Much has been said about the unconventional format for CBS’ new series Viva Laughlin. The non-traditional song and dance drama has never been tested for weekly television programming. Even CBS Entertainment chief Nina Tassler acknowledges the risk they’re taking with such a far-fetched idea as that employed by Viva Laughlin.
“I totally see [Laughlin] as a risk,” Tassler confessed. “That’s why we went for it. We see it as something groundbreaking and provocative.”
Series star Lloyd Owen spoke to CanMag last month about Viva Laughlin and its chances.
“I only saw one episode, actually, of the BBC original, which is fortunate, I think, for me because then I don’t have anything to get in my way,” Owen remarked. “I’ve chosen not to watch it yet, but I might get to a position where I do that. I think, from what I saw in one, and where we have, in our episode one, they’re very different already, both characters, and I think it’s for the best. Some things translate a certain amount culturally, but then there’s a limit, and I think they’re very different.”
Lloyd was talking about Viva Laughlin as compared to the British original, Viva Blackpool, from which it was based. Owen certainly knows more than a thing or two about the cultural differences that sometimes get lost in translations such as between two very similar shows in two separate countries. Owen happens to be one of a slew of British imports set to grace this year’s TV fall season.
As a native of the U.K., Owen holds Hollywood film-making in very high regard, while recognizing the talent and creativity that abound in both the U.K. and the U.S.
“My experience of watching television in the UK is that we all watch American programs, actually, and those are what we’re trying to [emulate],” the actor admitted. “There definitely are some very good shows in both countries, but I think it’s a generalization to say either one or the other. I really do. I think there’s pure talent in both countries, and they produce according to their cultures. And both seem to work and cross over. That’s the truth.”
Owen also touched a little bit on his character, Ripley Holden, as well as the musical numbers he occasionally has to break into. Despite being an accomplished baritone, the actor still encountered certain challenges and limitations.

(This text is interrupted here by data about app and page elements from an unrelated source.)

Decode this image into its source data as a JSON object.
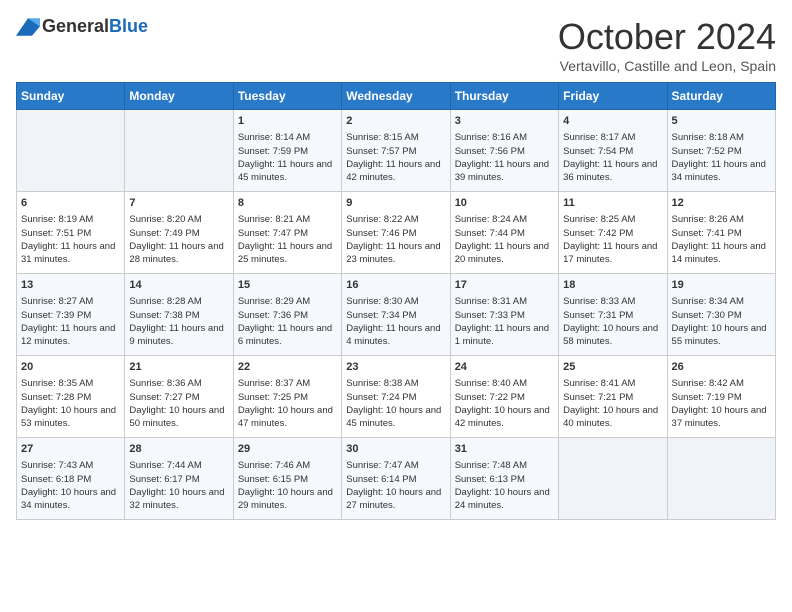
{
  "header": {
    "logo_general": "General",
    "logo_blue": "Blue",
    "month_title": "October 2024",
    "location": "Vertavillo, Castille and Leon, Spain"
  },
  "weekdays": [
    "Sunday",
    "Monday",
    "Tuesday",
    "Wednesday",
    "Thursday",
    "Friday",
    "Saturday"
  ],
  "weeks": [
    [
      {
        "day": "",
        "info": ""
      },
      {
        "day": "",
        "info": ""
      },
      {
        "day": "1",
        "info": "Sunrise: 8:14 AM\nSunset: 7:59 PM\nDaylight: 11 hours and 45 minutes."
      },
      {
        "day": "2",
        "info": "Sunrise: 8:15 AM\nSunset: 7:57 PM\nDaylight: 11 hours and 42 minutes."
      },
      {
        "day": "3",
        "info": "Sunrise: 8:16 AM\nSunset: 7:56 PM\nDaylight: 11 hours and 39 minutes."
      },
      {
        "day": "4",
        "info": "Sunrise: 8:17 AM\nSunset: 7:54 PM\nDaylight: 11 hours and 36 minutes."
      },
      {
        "day": "5",
        "info": "Sunrise: 8:18 AM\nSunset: 7:52 PM\nDaylight: 11 hours and 34 minutes."
      }
    ],
    [
      {
        "day": "6",
        "info": "Sunrise: 8:19 AM\nSunset: 7:51 PM\nDaylight: 11 hours and 31 minutes."
      },
      {
        "day": "7",
        "info": "Sunrise: 8:20 AM\nSunset: 7:49 PM\nDaylight: 11 hours and 28 minutes."
      },
      {
        "day": "8",
        "info": "Sunrise: 8:21 AM\nSunset: 7:47 PM\nDaylight: 11 hours and 25 minutes."
      },
      {
        "day": "9",
        "info": "Sunrise: 8:22 AM\nSunset: 7:46 PM\nDaylight: 11 hours and 23 minutes."
      },
      {
        "day": "10",
        "info": "Sunrise: 8:24 AM\nSunset: 7:44 PM\nDaylight: 11 hours and 20 minutes."
      },
      {
        "day": "11",
        "info": "Sunrise: 8:25 AM\nSunset: 7:42 PM\nDaylight: 11 hours and 17 minutes."
      },
      {
        "day": "12",
        "info": "Sunrise: 8:26 AM\nSunset: 7:41 PM\nDaylight: 11 hours and 14 minutes."
      }
    ],
    [
      {
        "day": "13",
        "info": "Sunrise: 8:27 AM\nSunset: 7:39 PM\nDaylight: 11 hours and 12 minutes."
      },
      {
        "day": "14",
        "info": "Sunrise: 8:28 AM\nSunset: 7:38 PM\nDaylight: 11 hours and 9 minutes."
      },
      {
        "day": "15",
        "info": "Sunrise: 8:29 AM\nSunset: 7:36 PM\nDaylight: 11 hours and 6 minutes."
      },
      {
        "day": "16",
        "info": "Sunrise: 8:30 AM\nSunset: 7:34 PM\nDaylight: 11 hours and 4 minutes."
      },
      {
        "day": "17",
        "info": "Sunrise: 8:31 AM\nSunset: 7:33 PM\nDaylight: 11 hours and 1 minute."
      },
      {
        "day": "18",
        "info": "Sunrise: 8:33 AM\nSunset: 7:31 PM\nDaylight: 10 hours and 58 minutes."
      },
      {
        "day": "19",
        "info": "Sunrise: 8:34 AM\nSunset: 7:30 PM\nDaylight: 10 hours and 55 minutes."
      }
    ],
    [
      {
        "day": "20",
        "info": "Sunrise: 8:35 AM\nSunset: 7:28 PM\nDaylight: 10 hours and 53 minutes."
      },
      {
        "day": "21",
        "info": "Sunrise: 8:36 AM\nSunset: 7:27 PM\nDaylight: 10 hours and 50 minutes."
      },
      {
        "day": "22",
        "info": "Sunrise: 8:37 AM\nSunset: 7:25 PM\nDaylight: 10 hours and 47 minutes."
      },
      {
        "day": "23",
        "info": "Sunrise: 8:38 AM\nSunset: 7:24 PM\nDaylight: 10 hours and 45 minutes."
      },
      {
        "day": "24",
        "info": "Sunrise: 8:40 AM\nSunset: 7:22 PM\nDaylight: 10 hours and 42 minutes."
      },
      {
        "day": "25",
        "info": "Sunrise: 8:41 AM\nSunset: 7:21 PM\nDaylight: 10 hours and 40 minutes."
      },
      {
        "day": "26",
        "info": "Sunrise: 8:42 AM\nSunset: 7:19 PM\nDaylight: 10 hours and 37 minutes."
      }
    ],
    [
      {
        "day": "27",
        "info": "Sunrise: 7:43 AM\nSunset: 6:18 PM\nDaylight: 10 hours and 34 minutes."
      },
      {
        "day": "28",
        "info": "Sunrise: 7:44 AM\nSunset: 6:17 PM\nDaylight: 10 hours and 32 minutes."
      },
      {
        "day": "29",
        "info": "Sunrise: 7:46 AM\nSunset: 6:15 PM\nDaylight: 10 hours and 29 minutes."
      },
      {
        "day": "30",
        "info": "Sunrise: 7:47 AM\nSunset: 6:14 PM\nDaylight: 10 hours and 27 minutes."
      },
      {
        "day": "31",
        "info": "Sunrise: 7:48 AM\nSunset: 6:13 PM\nDaylight: 10 hours and 24 minutes."
      },
      {
        "day": "",
        "info": ""
      },
      {
        "day": "",
        "info": ""
      }
    ]
  ]
}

“That’s what I personally love about Ripley,” Owen said, referring to Viva Laughlin‘s premiere episode where his character bets everything on a game of roulette. “Here’s a guy who, if he’s going to own a casino, should never gamble, but there’s something just slightly gone in him that makes him take a choice there. He’s not 100 percent stable at times and not to get into an essay about gambling, but I have a friend in mind who did a play about poker, and then he ended up giving up being an actor and he now gambles in casinos. But he will do that worldwide, and he’ll end up going through a five-day competition of poker and he’ll win it. Then, on his way out, he’ll put it all on the roulette table. That’s a gambler. That’s the nature of gambling.”
As for his singing, Owen brought up his “Viva Las Vegas” duet with the King, Elvis Presley.
“He was very generous to me ’til we had to hit that last note,” Owen said in jest. “The difficult thing for that one was that his range is a lot higher than mine. He’s a tenor, and I’m a bass baritone, so to find that range was quite tough at times, particularly the end, actually. But I loved it.”
-Rosario Santiago, BuddyTV Staff Columnist
(Image Courtesy of BBC)